▶ Assigned task: Each entry is to be repeated word for word, and the images are to be dropped.

··········

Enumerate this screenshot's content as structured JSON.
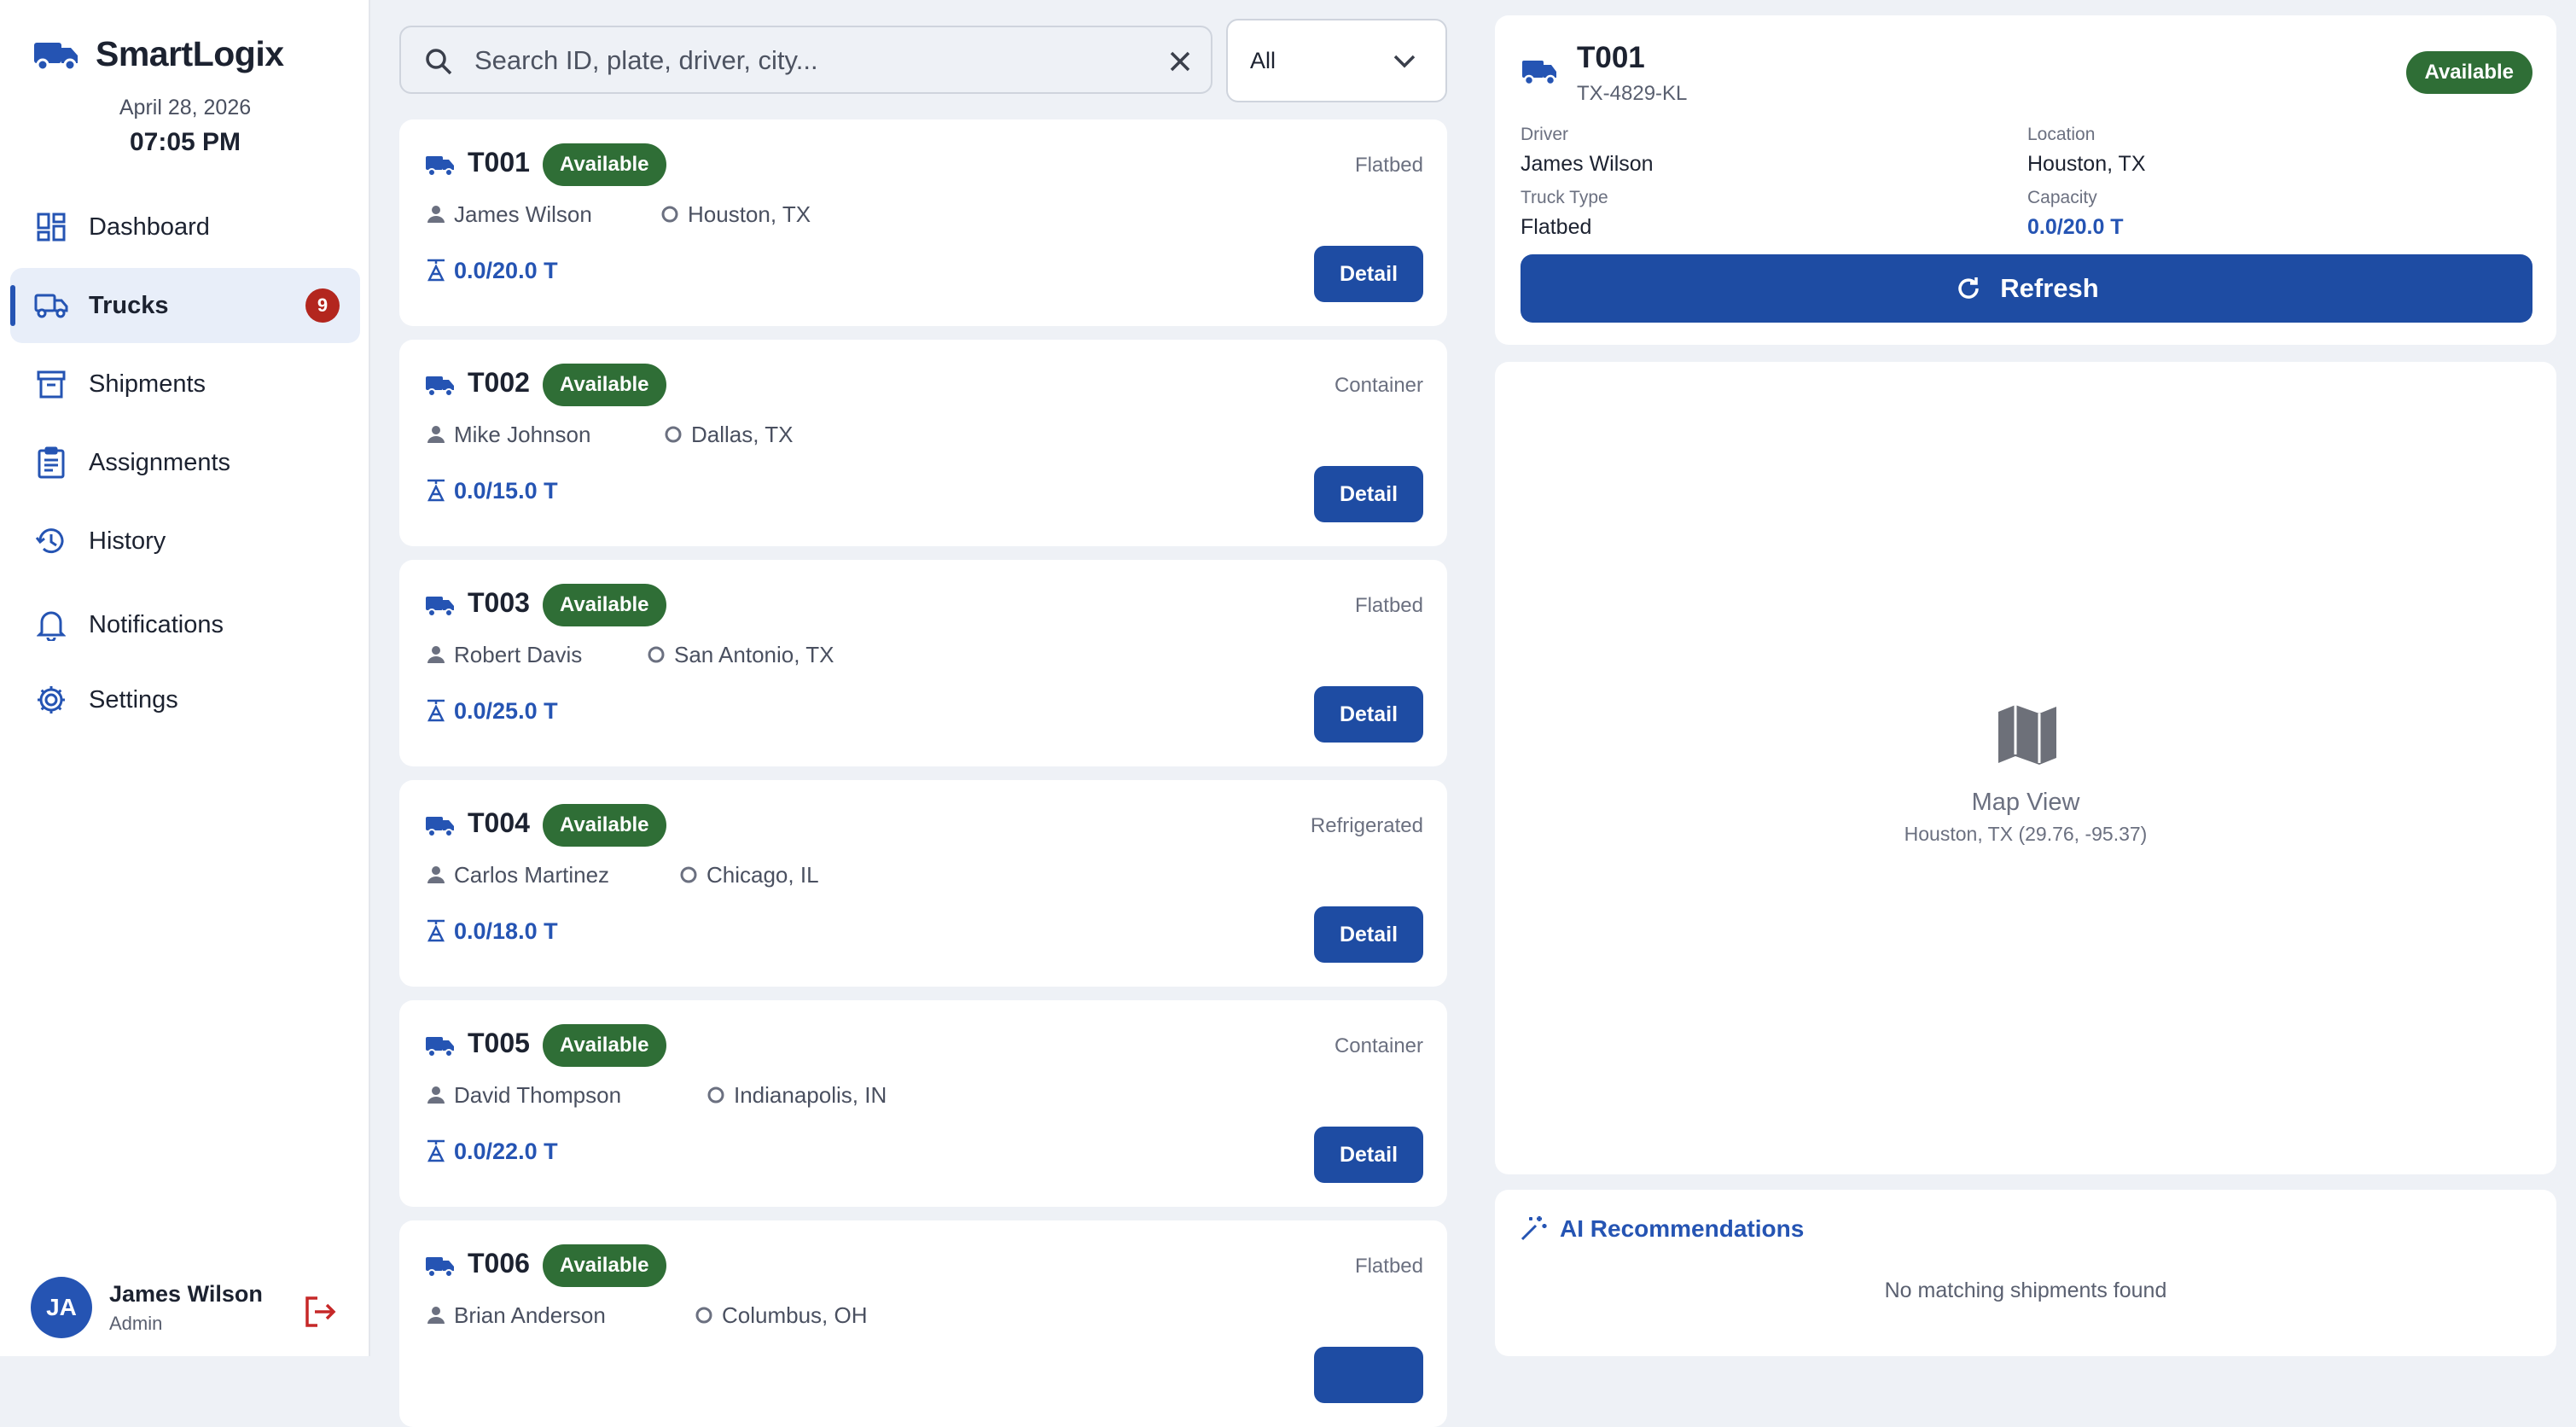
{
  "app": {
    "name": "SmartLogix",
    "date": "April 28, 2026",
    "time": "07:05 PM"
  },
  "colors": {
    "primary": "#2554b3",
    "status_available": "#2f6e36",
    "badge": "#b3261e"
  },
  "sidebar": {
    "items": [
      {
        "label": "Dashboard",
        "icon": "dashboard-icon"
      },
      {
        "label": "Trucks",
        "icon": "truck-icon",
        "badge": "9",
        "active": true
      },
      {
        "label": "Shipments",
        "icon": "archive-box-icon"
      },
      {
        "label": "Assignments",
        "icon": "clipboard-icon"
      },
      {
        "label": "History",
        "icon": "history-icon"
      },
      {
        "label": "Notifications",
        "icon": "bell-icon"
      },
      {
        "label": "Settings",
        "icon": "gear-icon"
      }
    ]
  },
  "user": {
    "initials": "JA",
    "name": "James Wilson",
    "role": "Admin"
  },
  "search": {
    "placeholder": "Search ID, plate, driver, city...",
    "value": ""
  },
  "filter": {
    "value": "All"
  },
  "trucks": [
    {
      "id": "T001",
      "status": "Available",
      "type": "Flatbed",
      "driver": "James Wilson",
      "location": "Houston, TX",
      "capacity": "0.0/20.0 T",
      "detail_label": "Detail"
    },
    {
      "id": "T002",
      "status": "Available",
      "type": "Container",
      "driver": "Mike Johnson",
      "location": "Dallas, TX",
      "capacity": "0.0/15.0 T",
      "detail_label": "Detail"
    },
    {
      "id": "T003",
      "status": "Available",
      "type": "Flatbed",
      "driver": "Robert Davis",
      "location": "San Antonio, TX",
      "capacity": "0.0/25.0 T",
      "detail_label": "Detail"
    },
    {
      "id": "T004",
      "status": "Available",
      "type": "Refrigerated",
      "driver": "Carlos Martinez",
      "location": "Chicago, IL",
      "capacity": "0.0/18.0 T",
      "detail_label": "Detail"
    },
    {
      "id": "T005",
      "status": "Available",
      "type": "Container",
      "driver": "David Thompson",
      "location": "Indianapolis, IN",
      "capacity": "0.0/22.0 T",
      "detail_label": "Detail"
    },
    {
      "id": "T006",
      "status": "Available",
      "type": "Flatbed",
      "driver": "Brian Anderson",
      "location": "Columbus, OH",
      "capacity": "",
      "detail_label": ""
    }
  ],
  "selected": {
    "id": "T001",
    "plate": "TX-4829-KL",
    "status": "Available",
    "driver_label": "Driver",
    "driver": "James Wilson",
    "location_label": "Location",
    "location": "Houston, TX",
    "type_label": "Truck Type",
    "type": "Flatbed",
    "capacity_label": "Capacity",
    "capacity": "0.0/20.0 T",
    "refresh_label": "Refresh"
  },
  "map": {
    "title": "Map View",
    "coords": "Houston, TX (29.76, -95.37)"
  },
  "ai": {
    "title": "AI Recommendations",
    "empty": "No matching shipments found"
  }
}
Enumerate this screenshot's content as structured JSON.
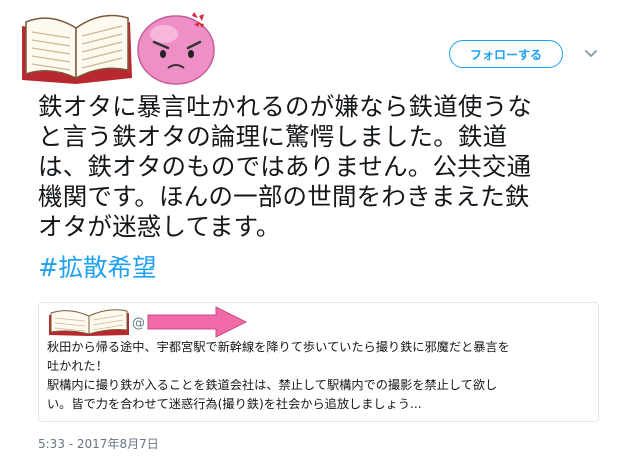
{
  "header": {
    "follow_label": "フォローする",
    "avatar_icon": "book-and-angry-face-avatar",
    "caret_icon": "chevron-down-icon"
  },
  "tweet": {
    "text": "鉄オタに暴言吐かれるのが嫌なら鉄道使うな\nと言う鉄オタの論理に驚愕しました。鉄道\nは、鉄オタのものではありません。公共交通\n機関です。ほんの一部の世間をわきまえた鉄\nオタが迷惑してます。",
    "hashtag": "#拡散希望",
    "timestamp": "5:33 - 2017年8月7日"
  },
  "quote": {
    "handle_prefix": "@",
    "text": "秋田から帰る途中、宇都宮駅で新幹線を降りて歩いていたら撮り鉄に邪魔だと暴言を\n吐かれた！\n駅構内に撮り鉄が入ることを鉄道会社は、禁止して駅構内での撮影を禁止して欲し\nい。皆で力を合わせて迷惑行為(撮り鉄)を社会から追放しましょう..."
  },
  "colors": {
    "accent": "#1da1f2",
    "text": "#14171a",
    "muted": "#657786",
    "border": "#e1e8ed",
    "arrow": "#f06aa8",
    "book_cover": "#b8282e"
  }
}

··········

▶ Output for this exercise:
Enumerate this screenshot's content as structured JSON.
{
  "app": {
    "name": "SmartLogix",
    "date": "April 28, 2026",
    "time": "07:05 PM"
  },
  "colors": {
    "primary": "#2554b3",
    "status_available": "#2f6e36",
    "badge": "#b3261e"
  },
  "sidebar": {
    "items": [
      {
        "label": "Dashboard",
        "icon": "dashboard-icon"
      },
      {
        "label": "Trucks",
        "icon": "truck-icon",
        "badge": "9",
        "active": true
      },
      {
        "label": "Shipments",
        "icon": "archive-box-icon"
      },
      {
        "label": "Assignments",
        "icon": "clipboard-icon"
      },
      {
        "label": "History",
        "icon": "history-icon"
      },
      {
        "label": "Notifications",
        "icon": "bell-icon"
      },
      {
        "label": "Settings",
        "icon": "gear-icon"
      }
    ]
  },
  "user": {
    "initials": "JA",
    "name": "James Wilson",
    "role": "Admin"
  },
  "search": {
    "placeholder": "Search ID, plate, driver, city...",
    "value": ""
  },
  "filter": {
    "value": "All"
  },
  "trucks": [
    {
      "id": "T001",
      "status": "Available",
      "type": "Flatbed",
      "driver": "James Wilson",
      "location": "Houston, TX",
      "capacity": "0.0/20.0 T",
      "detail_label": "Detail"
    },
    {
      "id": "T002",
      "status": "Available",
      "type": "Container",
      "driver": "Mike Johnson",
      "location": "Dallas, TX",
      "capacity": "0.0/15.0 T",
      "detail_label": "Detail"
    },
    {
      "id": "T003",
      "status": "Available",
      "type": "Flatbed",
      "driver": "Robert Davis",
      "location": "San Antonio, TX",
      "capacity": "0.0/25.0 T",
      "detail_label": "Detail"
    },
    {
      "id": "T004",
      "status": "Available",
      "type": "Refrigerated",
      "driver": "Carlos Martinez",
      "location": "Chicago, IL",
      "capacity": "0.0/18.0 T",
      "detail_label": "Detail"
    },
    {
      "id": "T005",
      "status": "Available",
      "type": "Container",
      "driver": "David Thompson",
      "location": "Indianapolis, IN",
      "capacity": "0.0/22.0 T",
      "detail_label": "Detail"
    },
    {
      "id": "T006",
      "status": "Available",
      "type": "Flatbed",
      "driver": "Brian Anderson",
      "location": "Columbus, OH",
      "capacity": "",
      "detail_label": ""
    }
  ],
  "selected": {
    "id": "T001",
    "plate": "TX-4829-KL",
    "status": "Available",
    "driver_label": "Driver",
    "driver": "James Wilson",
    "location_label": "Location",
    "location": "Houston, TX",
    "type_label": "Truck Type",
    "type": "Flatbed",
    "capacity_label": "Capacity",
    "capacity": "0.0/20.0 T",
    "refresh_label": "Refresh"
  },
  "map": {
    "title": "Map View",
    "coords": "Houston, TX (29.76, -95.37)"
  },
  "ai": {
    "title": "AI Recommendations",
    "empty": "No matching shipments found"
  }
}
Enumerate this screenshot's content as structured JSON.
{
  "header": {
    "follow_label": "フォローする",
    "avatar_icon": "book-and-angry-face-avatar",
    "caret_icon": "chevron-down-icon"
  },
  "tweet": {
    "text": "鉄オタに暴言吐かれるのが嫌なら鉄道使うな\nと言う鉄オタの論理に驚愕しました。鉄道\nは、鉄オタのものではありません。公共交通\n機関です。ほんの一部の世間をわきまえた鉄\nオタが迷惑してます。",
    "hashtag": "#拡散希望",
    "timestamp": "5:33 - 2017年8月7日"
  },
  "quote": {
    "handle_prefix": "@",
    "text": "秋田から帰る途中、宇都宮駅で新幹線を降りて歩いていたら撮り鉄に邪魔だと暴言を\n吐かれた！\n駅構内に撮り鉄が入ることを鉄道会社は、禁止して駅構内での撮影を禁止して欲し\nい。皆で力を合わせて迷惑行為(撮り鉄)を社会から追放しましょう..."
  },
  "colors": {
    "accent": "#1da1f2",
    "text": "#14171a",
    "muted": "#657786",
    "border": "#e1e8ed",
    "arrow": "#f06aa8",
    "book_cover": "#b8282e"
  }
}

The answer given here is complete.